**WORK ITEM:** Repeat the data exactly, please; no pictures belong in the copy.

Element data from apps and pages
+===+

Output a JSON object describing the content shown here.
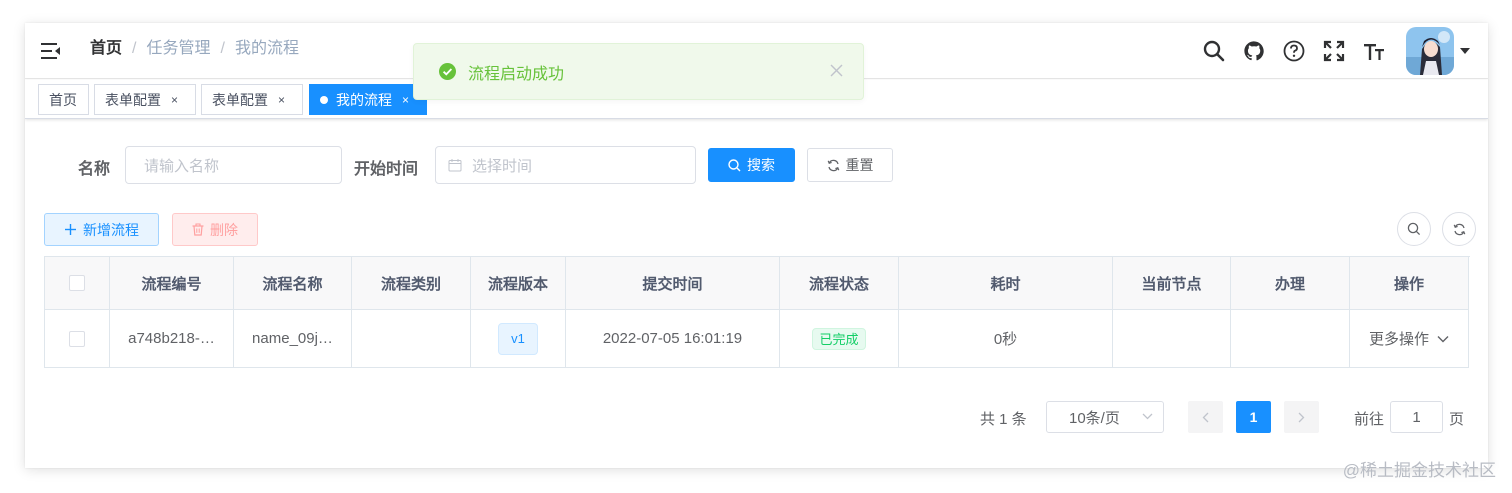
{
  "navbar": {
    "breadcrumb": [
      "首页",
      "任务管理",
      "我的流程"
    ],
    "separator": "/"
  },
  "tags": [
    {
      "label": "首页",
      "closable": false,
      "active": false
    },
    {
      "label": "表单配置",
      "closable": true,
      "active": false
    },
    {
      "label": "表单配置",
      "closable": true,
      "active": false
    },
    {
      "label": "我的流程",
      "closable": true,
      "active": true
    }
  ],
  "tag_close": "×",
  "toast": {
    "message": "流程启动成功",
    "type": "success"
  },
  "search": {
    "name_label": "名称",
    "name_placeholder": "请输入名称",
    "time_label": "开始时间",
    "time_placeholder": "选择时间",
    "search_button": "搜索",
    "reset_button": "重置"
  },
  "toolbar": {
    "add_button": "新增流程",
    "delete_button": "删除"
  },
  "table": {
    "columns": [
      "流程编号",
      "流程名称",
      "流程类别",
      "流程版本",
      "提交时间",
      "流程状态",
      "耗时",
      "当前节点",
      "办理",
      "操作"
    ],
    "rows": [
      {
        "id": "a748b218-…",
        "name": "name_09j…",
        "category": "",
        "version": "v1",
        "submit_time": "2022-07-05 16:01:19",
        "status": "已完成",
        "duration": "0秒",
        "current_node": "",
        "handle": "",
        "action": "更多操作"
      }
    ]
  },
  "pagination": {
    "total_text": "共 1 条",
    "page_size": "10条/页",
    "current_page": "1",
    "goto_label": "前往",
    "goto_value": "1",
    "page_suffix": "页"
  },
  "watermark": "@稀土掘金技术社区",
  "colors": {
    "primary": "#1890ff",
    "success": "#67c23a",
    "danger": "#ff4949"
  }
}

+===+

**REPLY TO THE TASK:**
Output a JSON object describing the content shown here.
{
  "navbar": {
    "breadcrumb": [
      "首页",
      "任务管理",
      "我的流程"
    ],
    "separator": "/"
  },
  "tags": [
    {
      "label": "首页",
      "closable": false,
      "active": false
    },
    {
      "label": "表单配置",
      "closable": true,
      "active": false
    },
    {
      "label": "表单配置",
      "closable": true,
      "active": false
    },
    {
      "label": "我的流程",
      "closable": true,
      "active": true
    }
  ],
  "tag_close": "×",
  "toast": {
    "message": "流程启动成功",
    "type": "success"
  },
  "search": {
    "name_label": "名称",
    "name_placeholder": "请输入名称",
    "time_label": "开始时间",
    "time_placeholder": "选择时间",
    "search_button": "搜索",
    "reset_button": "重置"
  },
  "toolbar": {
    "add_button": "新增流程",
    "delete_button": "删除"
  },
  "table": {
    "columns": [
      "流程编号",
      "流程名称",
      "流程类别",
      "流程版本",
      "提交时间",
      "流程状态",
      "耗时",
      "当前节点",
      "办理",
      "操作"
    ],
    "rows": [
      {
        "id": "a748b218-…",
        "name": "name_09j…",
        "category": "",
        "version": "v1",
        "submit_time": "2022-07-05 16:01:19",
        "status": "已完成",
        "duration": "0秒",
        "current_node": "",
        "handle": "",
        "action": "更多操作"
      }
    ]
  },
  "pagination": {
    "total_text": "共 1 条",
    "page_size": "10条/页",
    "current_page": "1",
    "goto_label": "前往",
    "goto_value": "1",
    "page_suffix": "页"
  },
  "watermark": "@稀土掘金技术社区",
  "colors": {
    "primary": "#1890ff",
    "success": "#67c23a",
    "danger": "#ff4949"
  }
}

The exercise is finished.